The promise of generating truly pluripotent stem cells from terminally differentiated adult cell types continues to captivate scientists who envision great potential for therapeutic interventions. The two primary methods involve either the replacement of oocyte nuclei with adult somatic cell nuclei—a process known as somatic cell nuclear transfer (SCNT)—or the introduction, typically by viruses, of a cocktail of specific transcription factors to create induced pluripotent stem cells (iPSCs). SCNT is more efficient and less variable but technically more demanding, and the availability of high-quality oocytes is limited. Thus, the potential to combine these approaches by identifying the crucial factors in oocytes that mediate SCNT efficiency is reviewed in a new article published in Stem Cells and Development, a peer-reviewed journal from Mary Ann Liebert, Inc., publishers. The article is available free on the Stem Cells and Developmentwebsite until August 3, 2018.

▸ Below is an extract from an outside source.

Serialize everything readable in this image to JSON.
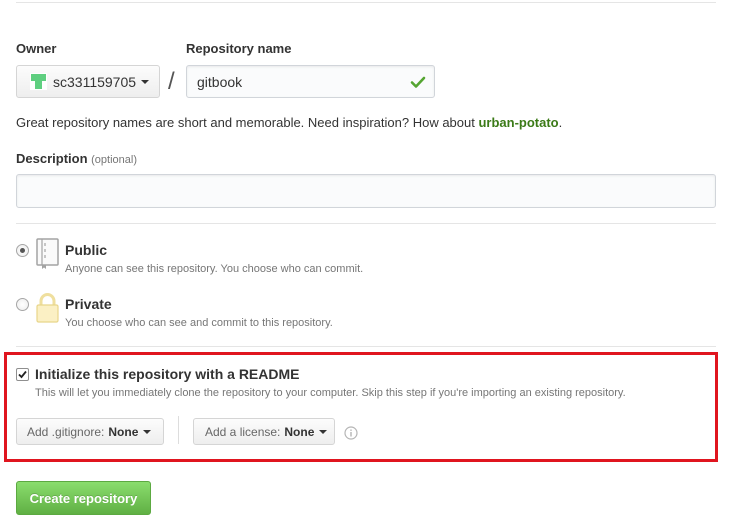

In "Somatic Cell Reprogramming Informed by the Oocyte,"Elena González-Muñoz, PhD, Andalusian Center for Nanomedicine and Biotechnology, Málaga, Spain, and Jose B. Cibelli, PhD, DVM, Michigan State University, categorically describe the known and potential oocyte-specific factors that can drive or assist somatic cell reprogramming by modulating the epigenetic landscape. They sort these factors into maternal histones and their chaperones, histone deacetylases and acetyltransferases, histone methylation modifiers, DNA methylation modifiers, transcription factors, miRNAs, and lncRNAs. Specific epigenetic modifications known to influence pluripotency are discussed along with their disruption by small molecules. Collectively, the authors provide a logical framework for understanding how oocyte factors can de-differentiate committed cells and a platform for studying and discovering optimal combinations to increase the efficiency, reproducibility, and safety of this technique.
"Elena González-Muñoz and Jose Cibelli provide an insightful treatise on recent advances in animal cloning and how those studies inform our understanding of induced pluripotency of somatic cells". says Editor-in-ChiefGraham C. Parker, PhD,TheCarman and Ann Adams Department of Pediatrics, Wayne State University School of Medicine, Detroit, MI.